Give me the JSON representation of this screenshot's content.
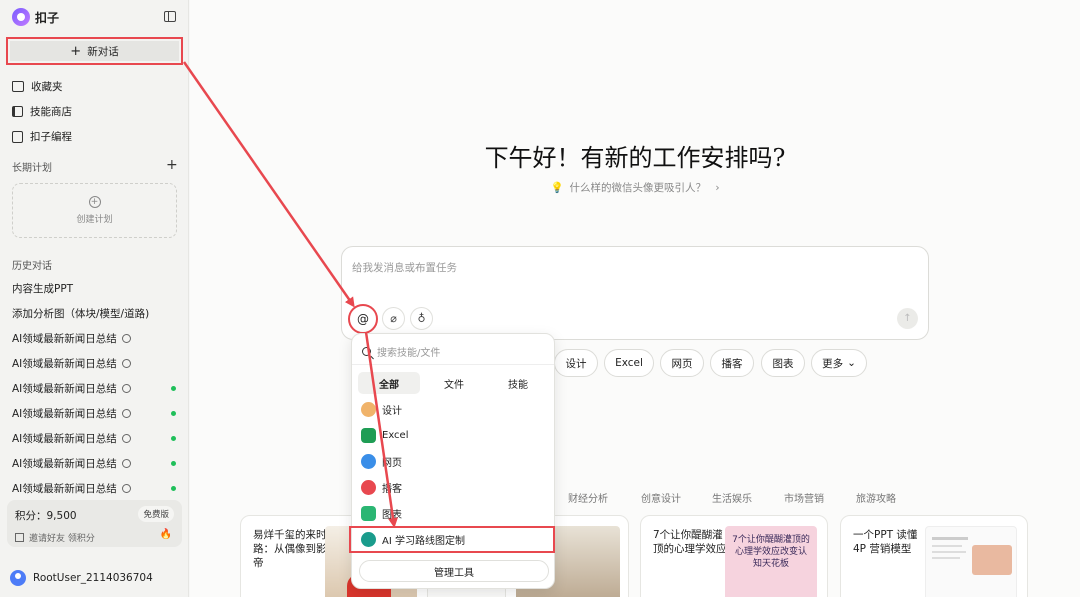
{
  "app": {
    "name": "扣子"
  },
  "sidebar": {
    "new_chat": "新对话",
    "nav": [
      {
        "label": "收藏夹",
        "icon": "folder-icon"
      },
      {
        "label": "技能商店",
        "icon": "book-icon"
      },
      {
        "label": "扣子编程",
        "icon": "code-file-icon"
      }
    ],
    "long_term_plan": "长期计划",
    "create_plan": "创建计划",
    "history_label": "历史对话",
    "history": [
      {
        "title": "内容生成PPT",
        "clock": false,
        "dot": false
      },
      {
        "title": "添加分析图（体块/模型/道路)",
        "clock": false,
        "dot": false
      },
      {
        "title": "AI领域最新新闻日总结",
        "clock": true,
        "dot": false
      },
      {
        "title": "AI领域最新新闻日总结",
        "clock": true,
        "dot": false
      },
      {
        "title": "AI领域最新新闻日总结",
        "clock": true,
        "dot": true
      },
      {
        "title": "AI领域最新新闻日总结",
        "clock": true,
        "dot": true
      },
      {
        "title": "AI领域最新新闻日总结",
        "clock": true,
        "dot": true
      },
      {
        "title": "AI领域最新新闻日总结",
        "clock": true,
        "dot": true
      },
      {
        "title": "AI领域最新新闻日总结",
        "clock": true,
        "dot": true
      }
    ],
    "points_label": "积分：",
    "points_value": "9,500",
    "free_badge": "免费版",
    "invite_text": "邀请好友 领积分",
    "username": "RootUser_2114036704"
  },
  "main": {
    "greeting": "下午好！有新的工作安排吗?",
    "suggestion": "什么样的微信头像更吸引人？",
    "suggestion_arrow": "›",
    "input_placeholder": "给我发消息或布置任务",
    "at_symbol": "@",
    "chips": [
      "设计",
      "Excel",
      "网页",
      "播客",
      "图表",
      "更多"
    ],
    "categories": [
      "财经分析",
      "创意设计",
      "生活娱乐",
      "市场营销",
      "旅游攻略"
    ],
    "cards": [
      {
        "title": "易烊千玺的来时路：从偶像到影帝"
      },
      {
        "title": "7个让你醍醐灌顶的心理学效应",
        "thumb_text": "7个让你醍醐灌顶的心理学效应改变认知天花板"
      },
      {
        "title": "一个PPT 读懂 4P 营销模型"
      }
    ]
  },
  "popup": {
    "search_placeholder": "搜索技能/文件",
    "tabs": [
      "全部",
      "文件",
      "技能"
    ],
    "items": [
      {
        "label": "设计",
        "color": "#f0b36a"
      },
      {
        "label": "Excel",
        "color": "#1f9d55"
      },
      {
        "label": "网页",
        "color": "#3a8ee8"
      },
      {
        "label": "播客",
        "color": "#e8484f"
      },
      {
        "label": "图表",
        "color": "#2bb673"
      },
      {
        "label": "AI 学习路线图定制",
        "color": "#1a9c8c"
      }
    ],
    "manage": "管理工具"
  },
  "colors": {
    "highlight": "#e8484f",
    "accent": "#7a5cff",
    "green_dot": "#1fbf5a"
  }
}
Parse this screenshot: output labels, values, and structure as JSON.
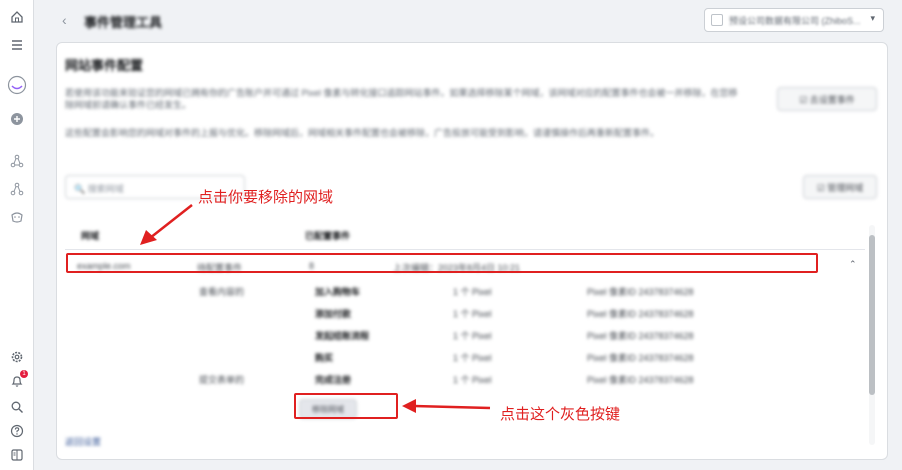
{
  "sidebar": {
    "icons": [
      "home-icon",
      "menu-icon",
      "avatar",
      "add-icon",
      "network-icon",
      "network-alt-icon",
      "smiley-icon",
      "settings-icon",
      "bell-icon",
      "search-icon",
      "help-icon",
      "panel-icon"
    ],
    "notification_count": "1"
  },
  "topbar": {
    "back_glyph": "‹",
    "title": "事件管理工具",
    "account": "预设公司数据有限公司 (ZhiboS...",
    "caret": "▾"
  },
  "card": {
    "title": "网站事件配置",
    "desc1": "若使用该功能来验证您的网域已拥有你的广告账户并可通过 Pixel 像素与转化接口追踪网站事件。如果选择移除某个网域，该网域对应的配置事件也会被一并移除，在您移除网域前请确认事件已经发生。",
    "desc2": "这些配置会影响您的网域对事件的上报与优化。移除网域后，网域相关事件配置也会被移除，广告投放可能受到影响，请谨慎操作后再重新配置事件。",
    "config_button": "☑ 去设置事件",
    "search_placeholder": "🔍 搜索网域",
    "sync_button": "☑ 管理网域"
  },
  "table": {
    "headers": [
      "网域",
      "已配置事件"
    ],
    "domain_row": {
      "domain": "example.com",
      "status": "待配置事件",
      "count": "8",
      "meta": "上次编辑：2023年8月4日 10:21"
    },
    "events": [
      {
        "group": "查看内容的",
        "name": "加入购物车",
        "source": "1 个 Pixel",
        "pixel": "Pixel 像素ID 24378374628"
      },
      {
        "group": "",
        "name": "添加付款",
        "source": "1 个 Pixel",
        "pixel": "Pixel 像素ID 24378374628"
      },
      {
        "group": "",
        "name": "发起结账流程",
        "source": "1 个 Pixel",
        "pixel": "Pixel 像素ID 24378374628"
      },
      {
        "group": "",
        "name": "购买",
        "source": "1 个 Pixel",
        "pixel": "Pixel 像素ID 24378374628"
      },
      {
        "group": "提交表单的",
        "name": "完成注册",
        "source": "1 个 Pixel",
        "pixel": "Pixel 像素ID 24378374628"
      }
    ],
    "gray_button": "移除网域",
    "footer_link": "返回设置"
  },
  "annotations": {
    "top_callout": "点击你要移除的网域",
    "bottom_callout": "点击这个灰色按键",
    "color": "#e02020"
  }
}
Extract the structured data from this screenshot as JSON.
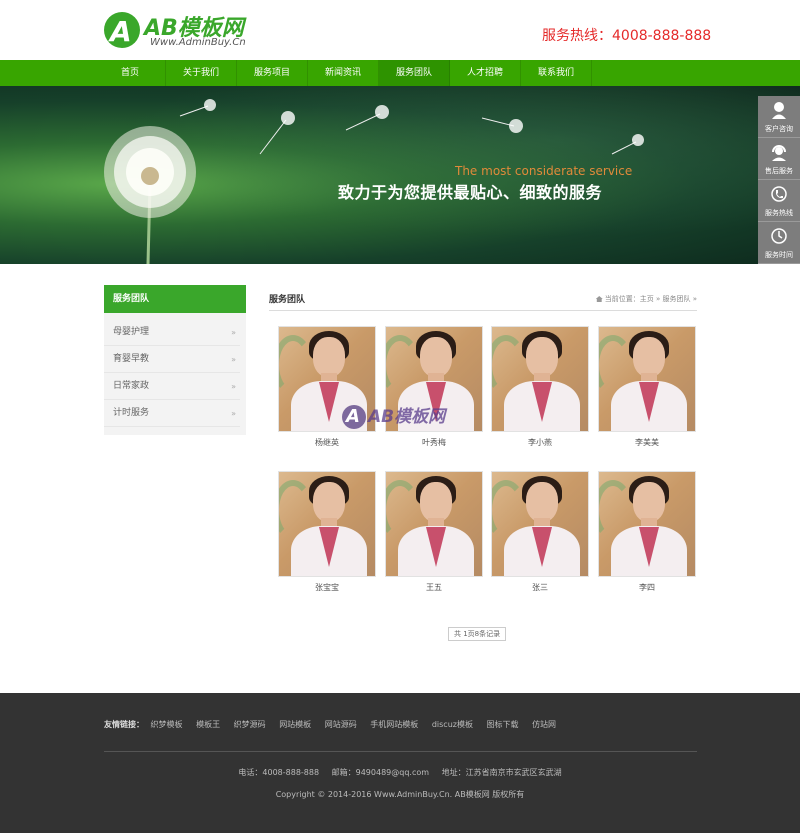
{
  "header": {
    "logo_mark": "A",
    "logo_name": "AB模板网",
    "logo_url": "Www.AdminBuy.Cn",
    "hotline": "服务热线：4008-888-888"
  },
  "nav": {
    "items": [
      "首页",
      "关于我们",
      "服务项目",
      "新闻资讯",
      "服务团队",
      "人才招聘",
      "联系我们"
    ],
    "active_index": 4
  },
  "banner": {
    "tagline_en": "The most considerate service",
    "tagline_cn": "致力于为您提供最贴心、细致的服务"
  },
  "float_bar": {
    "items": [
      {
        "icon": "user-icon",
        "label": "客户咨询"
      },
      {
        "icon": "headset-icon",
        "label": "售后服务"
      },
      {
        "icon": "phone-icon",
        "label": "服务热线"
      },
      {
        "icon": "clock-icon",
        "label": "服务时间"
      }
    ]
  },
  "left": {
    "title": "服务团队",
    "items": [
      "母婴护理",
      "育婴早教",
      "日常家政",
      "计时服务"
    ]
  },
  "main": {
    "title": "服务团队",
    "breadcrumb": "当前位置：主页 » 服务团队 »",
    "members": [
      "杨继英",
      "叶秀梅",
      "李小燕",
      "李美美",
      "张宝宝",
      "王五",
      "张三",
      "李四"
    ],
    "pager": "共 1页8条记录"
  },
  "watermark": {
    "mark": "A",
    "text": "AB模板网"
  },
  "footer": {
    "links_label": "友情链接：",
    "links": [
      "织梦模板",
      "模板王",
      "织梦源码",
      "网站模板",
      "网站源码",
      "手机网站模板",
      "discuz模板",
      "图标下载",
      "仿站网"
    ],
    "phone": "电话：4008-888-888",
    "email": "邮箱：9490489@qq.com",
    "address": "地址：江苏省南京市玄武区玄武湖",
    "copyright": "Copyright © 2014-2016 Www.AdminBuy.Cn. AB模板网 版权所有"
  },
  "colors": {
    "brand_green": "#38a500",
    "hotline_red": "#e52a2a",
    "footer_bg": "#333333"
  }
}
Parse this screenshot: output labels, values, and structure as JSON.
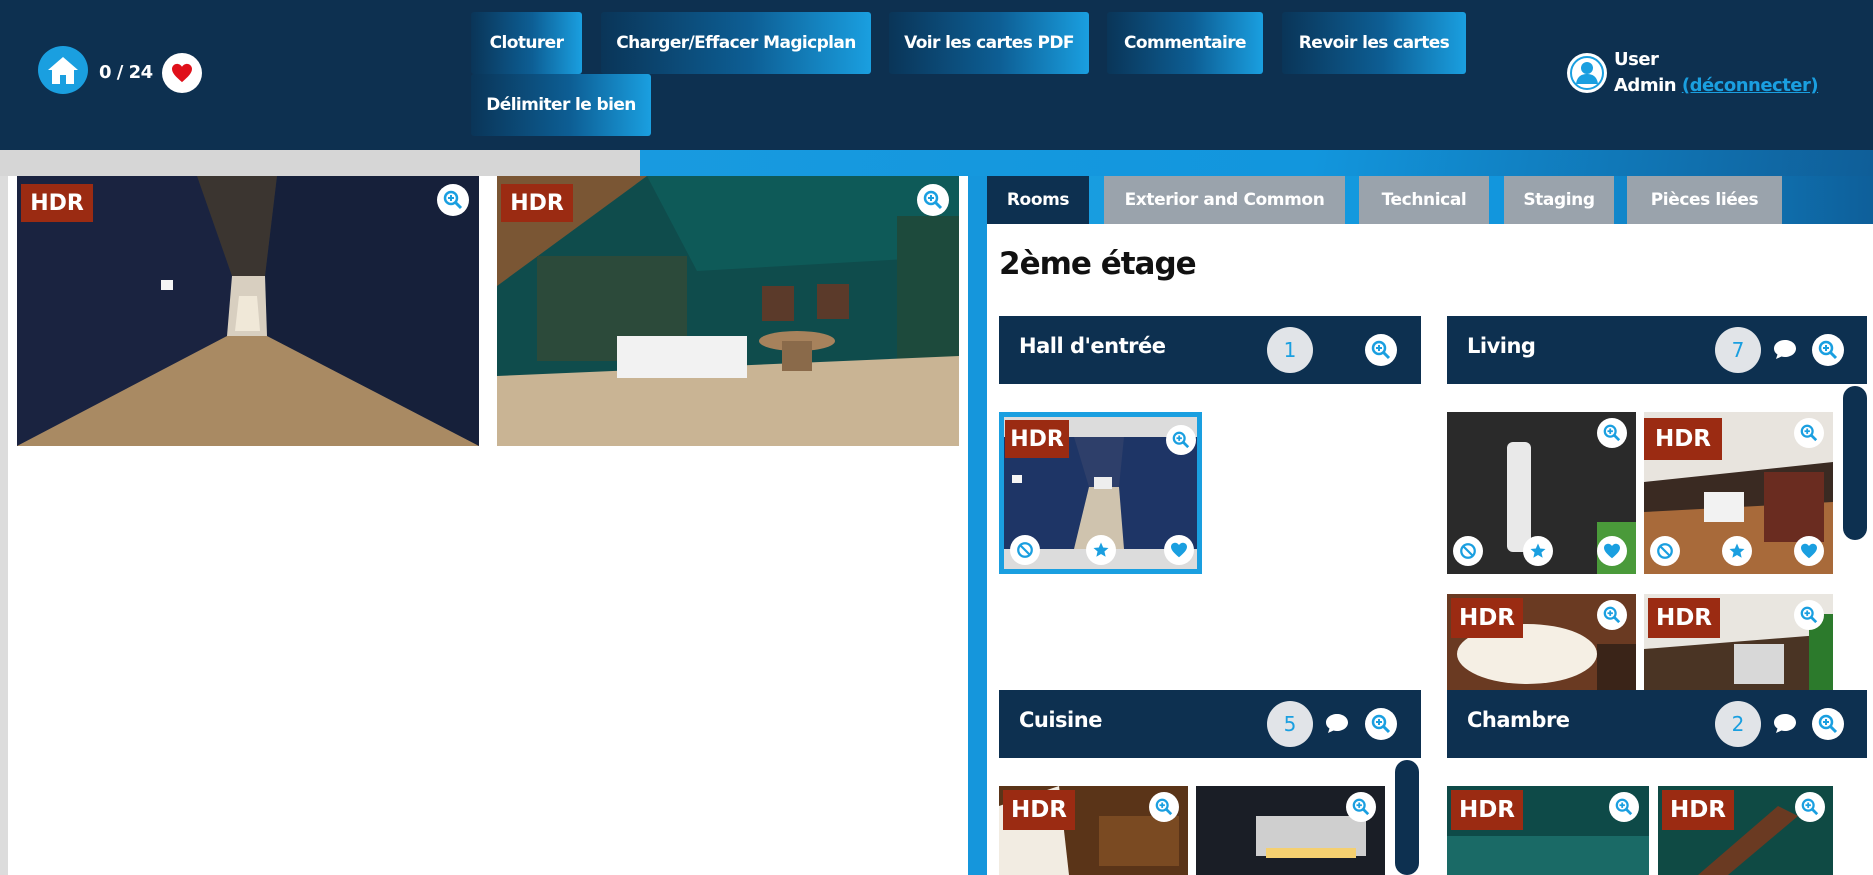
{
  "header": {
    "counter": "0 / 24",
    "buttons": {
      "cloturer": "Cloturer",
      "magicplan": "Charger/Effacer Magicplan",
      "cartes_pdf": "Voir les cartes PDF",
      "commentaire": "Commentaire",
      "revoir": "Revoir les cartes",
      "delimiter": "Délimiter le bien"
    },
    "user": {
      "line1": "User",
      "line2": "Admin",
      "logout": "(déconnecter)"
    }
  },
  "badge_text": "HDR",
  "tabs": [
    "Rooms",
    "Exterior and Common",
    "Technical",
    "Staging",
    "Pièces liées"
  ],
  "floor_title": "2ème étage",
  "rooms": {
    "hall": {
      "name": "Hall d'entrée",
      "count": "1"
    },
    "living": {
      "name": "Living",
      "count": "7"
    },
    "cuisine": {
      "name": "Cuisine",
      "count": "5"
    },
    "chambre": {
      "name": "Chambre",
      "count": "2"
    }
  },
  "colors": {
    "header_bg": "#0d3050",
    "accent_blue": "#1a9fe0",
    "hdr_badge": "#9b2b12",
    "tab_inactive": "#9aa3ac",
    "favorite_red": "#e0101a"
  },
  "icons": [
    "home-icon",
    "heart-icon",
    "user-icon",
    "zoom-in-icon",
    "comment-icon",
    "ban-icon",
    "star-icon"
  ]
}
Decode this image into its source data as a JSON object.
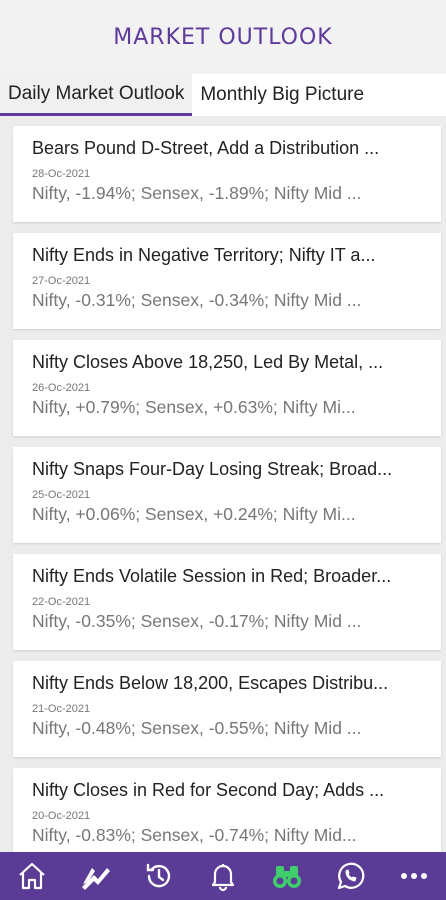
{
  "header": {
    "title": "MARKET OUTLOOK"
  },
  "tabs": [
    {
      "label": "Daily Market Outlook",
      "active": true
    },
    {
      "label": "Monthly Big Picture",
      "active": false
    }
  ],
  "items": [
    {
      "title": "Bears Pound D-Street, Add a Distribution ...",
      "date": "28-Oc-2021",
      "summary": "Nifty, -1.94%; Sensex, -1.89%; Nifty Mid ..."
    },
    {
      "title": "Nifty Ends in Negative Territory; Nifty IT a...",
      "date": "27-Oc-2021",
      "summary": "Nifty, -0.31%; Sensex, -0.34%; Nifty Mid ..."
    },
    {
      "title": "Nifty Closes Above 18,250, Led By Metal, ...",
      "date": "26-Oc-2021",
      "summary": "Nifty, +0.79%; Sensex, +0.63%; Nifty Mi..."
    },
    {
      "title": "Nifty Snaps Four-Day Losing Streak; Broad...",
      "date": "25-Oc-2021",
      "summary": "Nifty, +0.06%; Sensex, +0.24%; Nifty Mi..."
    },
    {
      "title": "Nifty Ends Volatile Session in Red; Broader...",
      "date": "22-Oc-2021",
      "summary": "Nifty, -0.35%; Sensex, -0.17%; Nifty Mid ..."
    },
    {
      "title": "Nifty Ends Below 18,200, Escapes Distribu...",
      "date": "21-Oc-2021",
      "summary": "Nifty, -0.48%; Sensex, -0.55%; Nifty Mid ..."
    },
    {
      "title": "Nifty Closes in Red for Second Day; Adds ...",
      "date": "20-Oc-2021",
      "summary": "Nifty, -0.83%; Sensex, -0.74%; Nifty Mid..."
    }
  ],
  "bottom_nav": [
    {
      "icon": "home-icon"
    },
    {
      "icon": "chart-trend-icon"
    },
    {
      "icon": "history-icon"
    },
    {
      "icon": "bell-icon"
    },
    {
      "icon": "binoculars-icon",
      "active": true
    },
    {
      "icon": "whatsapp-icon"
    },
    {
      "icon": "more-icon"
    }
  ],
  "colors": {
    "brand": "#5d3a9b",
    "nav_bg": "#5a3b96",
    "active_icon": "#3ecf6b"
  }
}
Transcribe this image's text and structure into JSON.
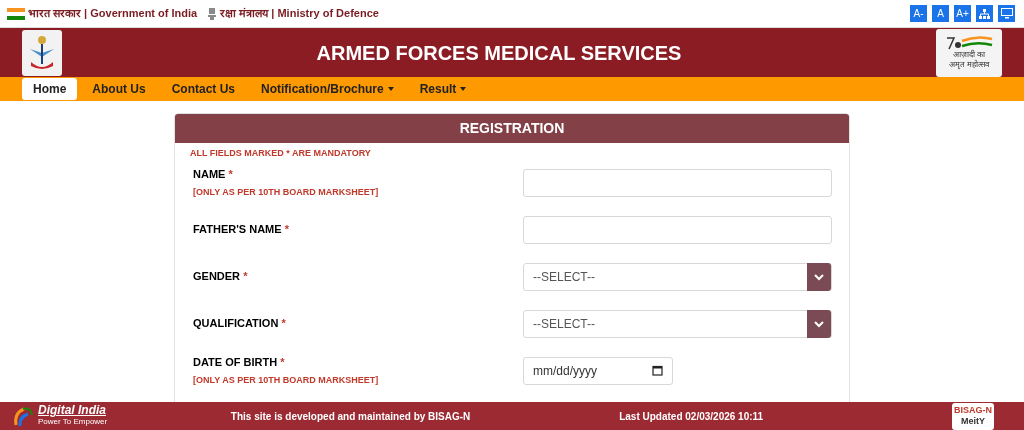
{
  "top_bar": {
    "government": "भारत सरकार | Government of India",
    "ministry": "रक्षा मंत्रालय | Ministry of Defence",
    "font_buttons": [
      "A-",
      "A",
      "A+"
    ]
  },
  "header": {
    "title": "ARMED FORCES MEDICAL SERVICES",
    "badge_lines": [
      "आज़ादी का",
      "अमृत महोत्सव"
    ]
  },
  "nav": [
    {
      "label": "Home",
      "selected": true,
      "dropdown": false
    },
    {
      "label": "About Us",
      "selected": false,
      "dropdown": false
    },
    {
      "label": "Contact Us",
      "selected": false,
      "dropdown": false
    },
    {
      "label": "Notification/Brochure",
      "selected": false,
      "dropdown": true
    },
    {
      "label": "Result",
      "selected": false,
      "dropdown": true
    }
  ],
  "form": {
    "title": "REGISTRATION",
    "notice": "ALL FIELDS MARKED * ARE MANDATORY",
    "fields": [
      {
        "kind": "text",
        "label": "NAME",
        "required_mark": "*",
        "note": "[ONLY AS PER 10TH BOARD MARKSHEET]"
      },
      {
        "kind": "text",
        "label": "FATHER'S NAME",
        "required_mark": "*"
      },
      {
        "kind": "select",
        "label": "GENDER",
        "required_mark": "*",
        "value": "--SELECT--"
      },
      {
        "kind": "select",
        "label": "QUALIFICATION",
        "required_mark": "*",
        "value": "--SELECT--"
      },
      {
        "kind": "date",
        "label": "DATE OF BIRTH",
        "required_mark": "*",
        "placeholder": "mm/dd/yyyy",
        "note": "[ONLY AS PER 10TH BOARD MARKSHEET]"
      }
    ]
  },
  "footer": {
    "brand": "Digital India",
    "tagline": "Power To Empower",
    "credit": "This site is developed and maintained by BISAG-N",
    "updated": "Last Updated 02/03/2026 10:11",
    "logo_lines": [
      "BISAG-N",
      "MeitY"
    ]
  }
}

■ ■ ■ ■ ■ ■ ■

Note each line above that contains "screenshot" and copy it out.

• Response to the exercise:
Give me the JSON representation of this screenshot's content.
Parse this screenshot: output labels, values, and structure as JSON.
Extract the structured data from this screenshot as JSON.
Parse this screenshot: output labels, values, and structure as JSON.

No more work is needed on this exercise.